___ AVAILABLE DATA ___

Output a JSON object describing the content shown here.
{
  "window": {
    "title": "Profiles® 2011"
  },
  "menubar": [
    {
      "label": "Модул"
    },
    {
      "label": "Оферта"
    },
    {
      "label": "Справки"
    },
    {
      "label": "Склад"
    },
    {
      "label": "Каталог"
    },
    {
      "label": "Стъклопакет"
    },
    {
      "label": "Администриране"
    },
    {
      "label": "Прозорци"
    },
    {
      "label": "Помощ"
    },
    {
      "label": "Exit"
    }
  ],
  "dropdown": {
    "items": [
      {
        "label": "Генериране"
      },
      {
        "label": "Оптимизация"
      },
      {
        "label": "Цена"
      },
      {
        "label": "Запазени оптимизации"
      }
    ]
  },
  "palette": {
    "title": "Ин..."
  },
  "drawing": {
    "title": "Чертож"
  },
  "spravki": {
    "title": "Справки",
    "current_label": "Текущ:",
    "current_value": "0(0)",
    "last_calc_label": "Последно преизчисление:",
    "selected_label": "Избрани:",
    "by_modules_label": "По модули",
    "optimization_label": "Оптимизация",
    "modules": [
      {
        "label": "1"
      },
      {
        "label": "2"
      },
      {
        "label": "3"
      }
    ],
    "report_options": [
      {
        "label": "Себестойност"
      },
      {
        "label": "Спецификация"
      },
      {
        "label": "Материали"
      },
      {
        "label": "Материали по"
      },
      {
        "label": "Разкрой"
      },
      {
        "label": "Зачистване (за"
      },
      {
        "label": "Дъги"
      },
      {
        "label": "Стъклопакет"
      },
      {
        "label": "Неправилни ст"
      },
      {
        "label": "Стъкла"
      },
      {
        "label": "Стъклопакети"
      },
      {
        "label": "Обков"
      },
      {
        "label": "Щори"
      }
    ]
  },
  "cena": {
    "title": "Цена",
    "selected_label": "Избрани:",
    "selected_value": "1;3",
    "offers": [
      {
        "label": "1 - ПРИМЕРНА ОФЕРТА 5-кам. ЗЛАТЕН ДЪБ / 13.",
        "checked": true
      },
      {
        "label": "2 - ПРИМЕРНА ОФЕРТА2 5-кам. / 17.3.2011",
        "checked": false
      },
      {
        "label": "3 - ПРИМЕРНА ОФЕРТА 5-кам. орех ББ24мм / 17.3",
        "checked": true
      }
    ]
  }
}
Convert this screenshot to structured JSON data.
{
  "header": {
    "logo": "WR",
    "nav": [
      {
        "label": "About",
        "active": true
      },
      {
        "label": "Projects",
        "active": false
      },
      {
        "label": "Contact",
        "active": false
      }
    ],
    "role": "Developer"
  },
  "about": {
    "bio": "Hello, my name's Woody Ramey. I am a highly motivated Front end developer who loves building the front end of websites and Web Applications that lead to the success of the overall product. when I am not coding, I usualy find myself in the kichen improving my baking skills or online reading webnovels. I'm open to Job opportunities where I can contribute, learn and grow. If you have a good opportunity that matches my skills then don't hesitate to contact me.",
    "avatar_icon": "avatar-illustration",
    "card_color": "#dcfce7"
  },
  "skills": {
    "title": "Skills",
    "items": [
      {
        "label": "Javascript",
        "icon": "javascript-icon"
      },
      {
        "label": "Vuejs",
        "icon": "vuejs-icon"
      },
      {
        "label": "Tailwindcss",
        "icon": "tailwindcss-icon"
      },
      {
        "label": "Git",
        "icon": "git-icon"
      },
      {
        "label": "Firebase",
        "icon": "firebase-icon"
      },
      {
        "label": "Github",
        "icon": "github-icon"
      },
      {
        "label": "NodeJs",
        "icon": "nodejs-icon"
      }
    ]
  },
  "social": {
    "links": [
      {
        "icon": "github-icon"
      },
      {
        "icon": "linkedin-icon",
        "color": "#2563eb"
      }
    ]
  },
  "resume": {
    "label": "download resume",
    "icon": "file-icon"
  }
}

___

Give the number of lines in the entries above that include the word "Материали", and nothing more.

2